Number of days in Amsterdam – 366
Number of days without a bike theft – 362
Days since it last rained –
Apparently there are a few people out there who do care what I have to say, so the beatings will continue until morale improves.
I mean that I’ll post for a while longer.
I’ve never been one who was great at sports, in school I was terrible at baseball and never big enough for other sports – not that any held my interest. I had a skateboard, but it was always a means of transit from point A to point B and little more, keeping me from excelling at the “outsider sports” as well.
In my adult life, I got into racing mountain bikes and did a few races each year, which was pretty sweet, and even captained up Team Angry Monkey but I was also not good, mind you. It was one of those things that gained respect from friends who didn’t race bikes, but among the biking community at the events we went to, we were one of those teams that showed up for the party. To paraphrase Captain Jack Sparrow, Team Angry Monkey was “the worst bike team you’ve ever heard of – but you have heard of us.”
Part of it stems from a birth defect I have – and here comes one of those rare personal confessions – I was born with a severely underdeveloped competitive bone, and it’s something I’ve dealt with my entire life. My attitude toward competitive sport came from more of a recreational direction. We would go up North to race in the snow for Iceman, but my attitude was more focused on having a good time than on getting a good time. How much fun is the after party if you’re too broken to enjoy it, and I have always felt that personal achievement was more important to me than recognition.
It was a team attitude that caused a few people to go elsewhere, but always amicably.

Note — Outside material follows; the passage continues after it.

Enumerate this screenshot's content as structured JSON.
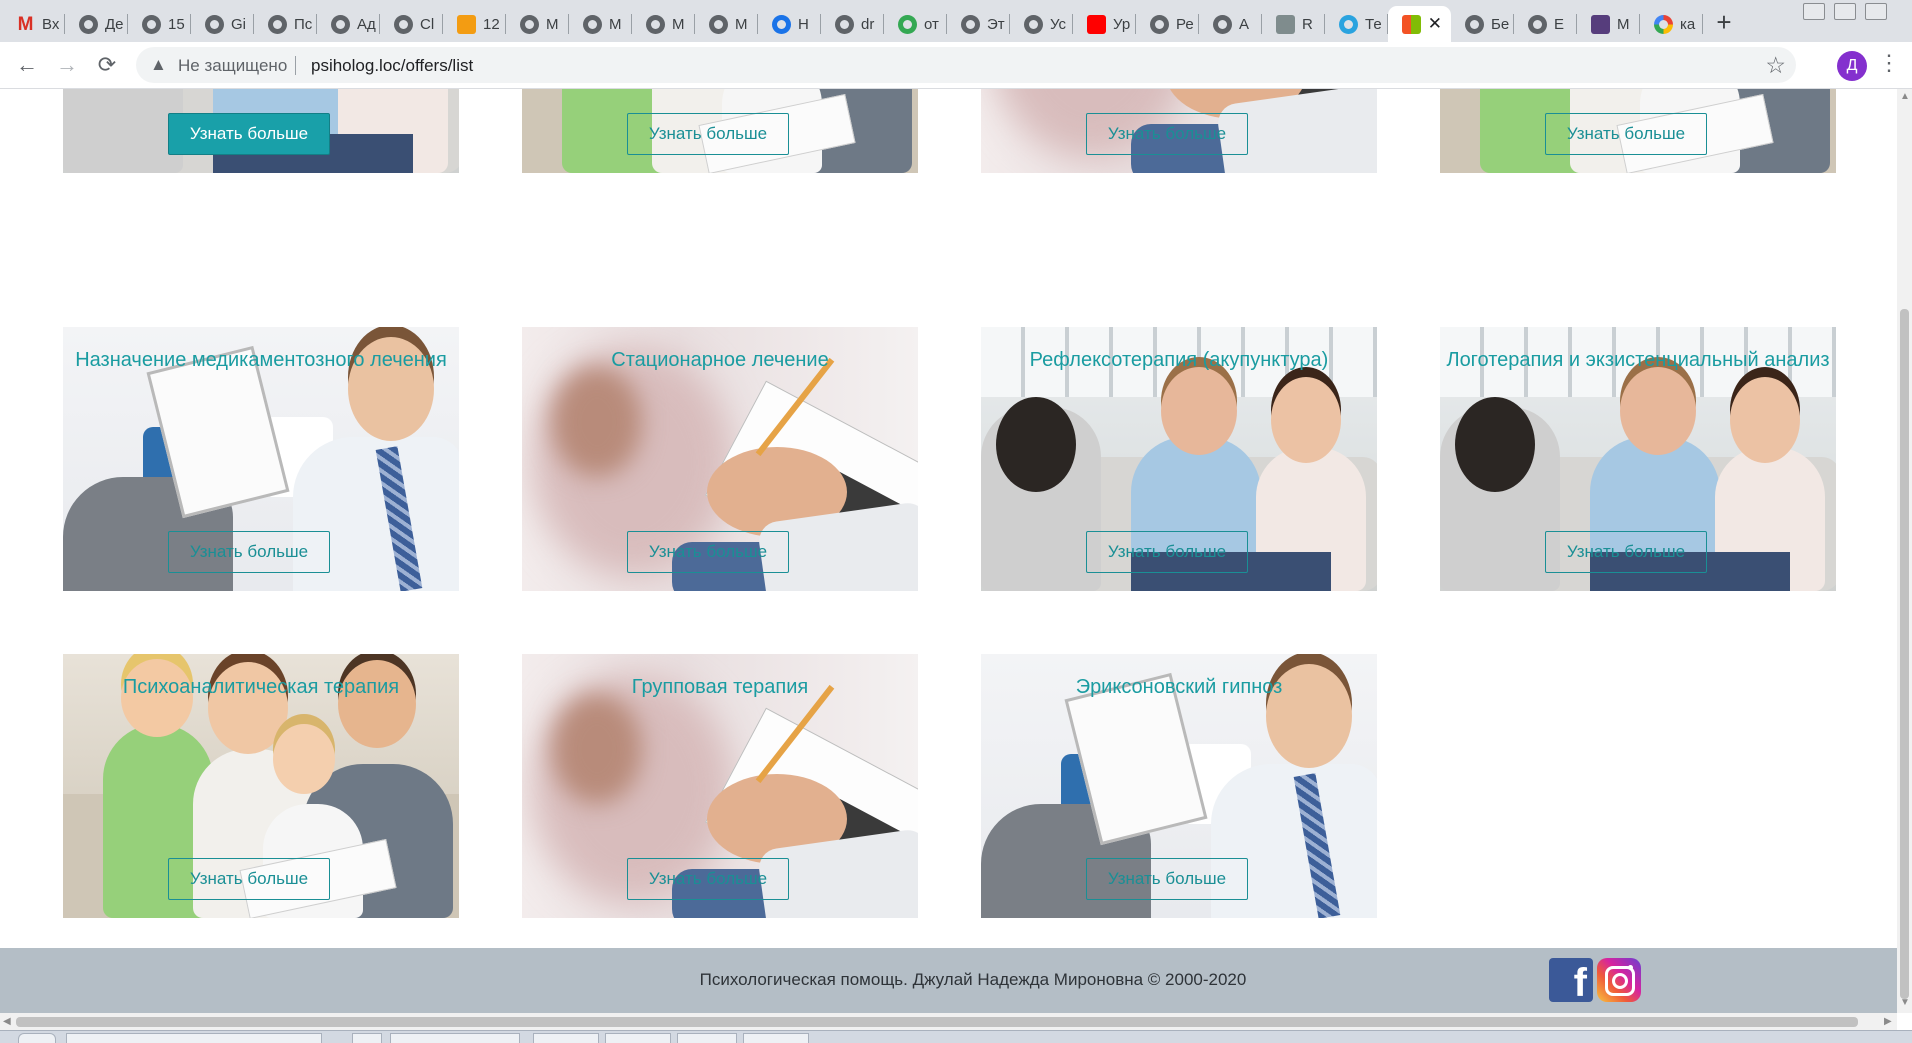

They went on to bigger and better teams (one racer even went on to become nationally ranked), but it was just because we had different goals – they wanted to win, and we wanted to know who had a keg in their race tent.
So, now that you understand where I come from in regard to sports, I will explain how I came to understand what it’s like to be really good at something, or decent anyway. If you want to feel like you excel in the world of athletics in the Netherlands as an American, just go bowling with a bunch of non-US citizens.
Friday night we headed up for a night of bowling with the gang. It was a veritable UN in the alley, with a group that was English, Greek, Australian, Dutch, Canadian and so forth, and we met in the bowling alley bar beforehand to watch the Poland Greece football game.
Now, let me tell you the difference between bowling alleys in the Netherlands and bowling alleys in the States, based on my comprehensive experience of having gone to exactly ONE Dutch bowling alley. Bowling alleys in the Netherlands are nice, somewhat sterile, and they have windows! They are well-lit and quite comfortable. Almost every bowling alley in the states was either built or remodeled in the ’70s, where the decor remains the same, with hard plastic chairs in day-glo colors, carpeting that’s barely clean enough to walk on, and a general feeling of seediness.
That’s not to say that they’re bad, it’s just that American bowling alleys have spent decades cultivating this feeling, and if you’re going bowling in the states, this is the experience you want and expect. You expect dinginess, cheap entertainment and cheaper beer. Burgers or nachos are a bonus.
In the bowling alley bar in advance of our game, I asked what everyone’s average was. My average is an incredibly less than incredible average of 100 pins. But the fact that I had an average elevated me to the status of pro bowler as far as everyone else was concerned, as was the fact that I had a bowling shirt. Add in that I had taken a bowling class for a phys ed credit in college (due to my lack of competitive spirit in other sports) and I was an unstoppable force.
And for an evening, I was an athlete. I bowled right around my average, taking down just over 300 pins in three games, and I was a respectable force to be reckoned with. I was mighty.
It felt pretty good.
At the end of the evening, we chatted in the alley until way too late while Kitten slept in the stroller, making our way back to Centraal Station just in time to watch the last tram roll away. So we walked home.
For the record, I am learning to despise tourists. Especially late night tourists.
As we meandered through the city, dodging drunken tourists, we passed one pub where a nice American gentleman showing off his American superiority to his friends expressed a bit too loudly that he couldn’t believe people in this country would have a baby out so late (it was 12-ish), to which Nicole replied something like “we missed the tram,” although she may not have said it so politely, and may have mentioned something about his American smugness as well. Or maybe not. Maybe no words were shared. Who knows?
But the fact is, he wouldn’t have said anything had he realized we shared the same citizenship, which makes it worse.
He also wouldn’t have said anything had he realized he was speaking to a European sports hero, either.